But things are great so far! I have never had a bad day yet. I’ve had bad moments, but not a whole bad day. Can’t wait for Monday!

When I can’t stand to look at a screen any longer I draw.
Here, have a silver laced Wyandotte.

chicken

We Can {Code} It!

So Friday was my last day at work. Monday, February 29, 2016, I officially begin a three month stint at We Can {Code} It with 15 others in a brand new cohort. Friday, even though I was planning on it for a month, was nothing but tears. Everyone in the office asked if I am excited, and sure, I’m excited, but I’m also scared! I just jumped out of a perfectly good airplane…

cake

On Thanksgiving

 

thanksgiving

I was reflecting a little bit about thankfulness. Usually when you go around the table telling each other what you are thankful for people say “family, food, God, a job”, and those are all great things to be thankful for, but they are kind of surface level things. Then you dig a little deeper, and say you are thankful that you don’t have <disease X> like <person Y> has, or thankful you haven’t gone through <disaster Z>.  Er, no zombies involved. The deeper you think about thankfulness the more it really changes your perspective.

Thankfulness isn’t the same thing as happiness. You can look back on things and be thankful to have gone through them, even when they did not cause you any happiness at the time. Gratitude is such a healthy thing; a thing I need more of. I’m so caught up in complaining! How can I really show joy and complain at the same time? I can’t.

Happy Thanksgiving to all!  I am truly blessed to have so many friends, and a God who has promised to never give you more than you are able to handle, but always provide a way to make it through and do the right thing. (I Cor 10:13)

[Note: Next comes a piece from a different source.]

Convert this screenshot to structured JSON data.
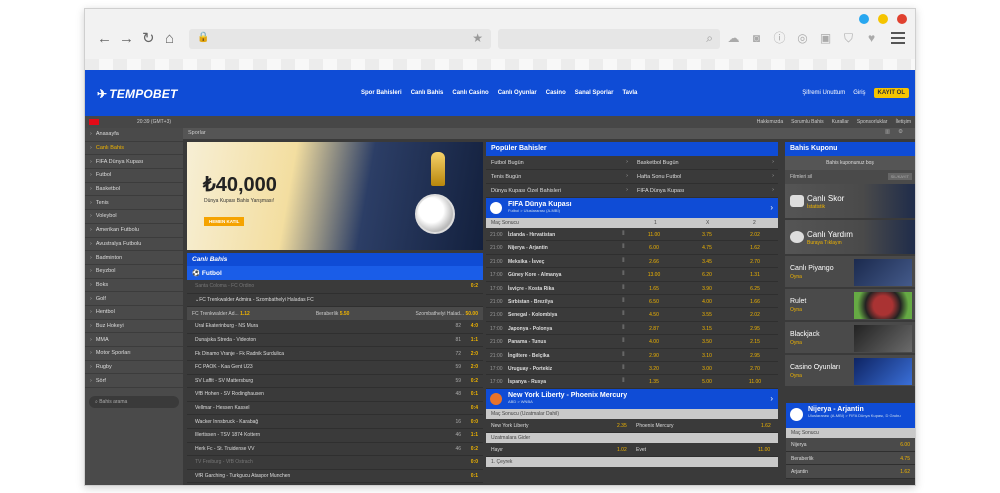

If you need some thoughtful encouragement in your life, I highly recommend reading Dr. Michael Peck’s Daily Prescriptions. They are always worthwhile.